The overarching goal of the Fallini Lab is to dissect the molecular and cellular changes that occur in postmitotic neurons during aging and in pathological conditions, such as Amyotrophic Lateral Sclerosis, Frontotemporal Dementia (ALS/FTD) and Alzheimer’s disease.
Our current research is focused on investigating the crosstalk between the actin cytoskeleton, a regulator of cell morphology and structural integrity, and the nuclear pore, the master regulator of protein and RNA shuttling in and out of the nucleus. To investigate these questions, we have established patient-derived induced pluripotent stem cell (iPSC) culture and differentiation into human cortical and motor neurons, an exceptionally valuable and physiologically relevant system to study human disease in a dish. We have several ongoing projects:

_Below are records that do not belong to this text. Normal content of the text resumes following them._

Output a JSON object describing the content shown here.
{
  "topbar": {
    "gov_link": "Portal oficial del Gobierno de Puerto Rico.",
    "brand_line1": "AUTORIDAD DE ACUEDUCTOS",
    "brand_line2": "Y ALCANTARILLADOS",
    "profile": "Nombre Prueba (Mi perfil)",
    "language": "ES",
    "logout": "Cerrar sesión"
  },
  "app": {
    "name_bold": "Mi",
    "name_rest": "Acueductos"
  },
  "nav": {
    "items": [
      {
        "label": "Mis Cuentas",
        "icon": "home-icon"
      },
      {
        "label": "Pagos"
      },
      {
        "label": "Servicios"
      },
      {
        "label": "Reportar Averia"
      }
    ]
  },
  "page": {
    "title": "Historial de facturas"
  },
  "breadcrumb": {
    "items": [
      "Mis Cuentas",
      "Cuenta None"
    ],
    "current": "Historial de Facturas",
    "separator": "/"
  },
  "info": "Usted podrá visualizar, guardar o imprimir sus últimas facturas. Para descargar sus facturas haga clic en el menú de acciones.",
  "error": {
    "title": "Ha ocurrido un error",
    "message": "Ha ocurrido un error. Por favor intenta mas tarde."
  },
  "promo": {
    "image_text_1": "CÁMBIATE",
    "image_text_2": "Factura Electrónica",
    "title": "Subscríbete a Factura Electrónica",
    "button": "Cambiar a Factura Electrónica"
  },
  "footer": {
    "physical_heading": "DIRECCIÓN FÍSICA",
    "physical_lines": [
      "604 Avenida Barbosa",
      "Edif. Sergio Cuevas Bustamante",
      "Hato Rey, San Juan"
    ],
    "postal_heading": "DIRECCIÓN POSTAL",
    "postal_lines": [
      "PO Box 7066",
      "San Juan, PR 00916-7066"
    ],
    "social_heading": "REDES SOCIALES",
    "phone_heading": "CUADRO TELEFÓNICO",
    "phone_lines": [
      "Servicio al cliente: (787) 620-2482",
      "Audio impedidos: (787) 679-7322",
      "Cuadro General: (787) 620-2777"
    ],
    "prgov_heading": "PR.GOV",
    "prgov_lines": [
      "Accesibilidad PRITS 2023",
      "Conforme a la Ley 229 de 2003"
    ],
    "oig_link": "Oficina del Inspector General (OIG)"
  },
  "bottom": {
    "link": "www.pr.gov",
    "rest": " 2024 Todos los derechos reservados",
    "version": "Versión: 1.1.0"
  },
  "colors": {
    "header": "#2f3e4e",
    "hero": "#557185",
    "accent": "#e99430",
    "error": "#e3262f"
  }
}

The role of the mechanosensitive pathway in the initiation and progression of ALS
Cells are tightly connected to their environment and very sensitive to changes in mechanical strain exerted on the cell from their surroundings. While these mechanisms are known to regulate cell differentiation and survival in dividing cells, little is known about their relevance to neuronal maintenance, particularly during aging.
Analysis of transcriptional and proteomic changes in cortical and motor neurons carrying
The nuclear and cytoplasmic compartments are characterized by wildly different protein composition. The maintenance of this compartmentalization depends on the functional integrity of the nuclear pore, the largest protein assembly in the cell. Disruption of nuclear pores has been recently identified as a key driver of disease in multiple neurodegenerative diseases. Our research aims at defining the downstream consequences of nuclear pore disruption on the nucleocytoplasmic distribution of regulatory proteins and the ability of neurons to modulate their transcriptional response to positive and negative stimulations.
Ischemic stress impacts neuronal survival by altering nuclear pore function
Stroke is an established risk factor for Alzheimer’s disease, but the molecular mechanisms driving this link are unclear. Our research aims at defining the cellular consequences of acute ischemia that can set the stage for chronic neurodegeneration.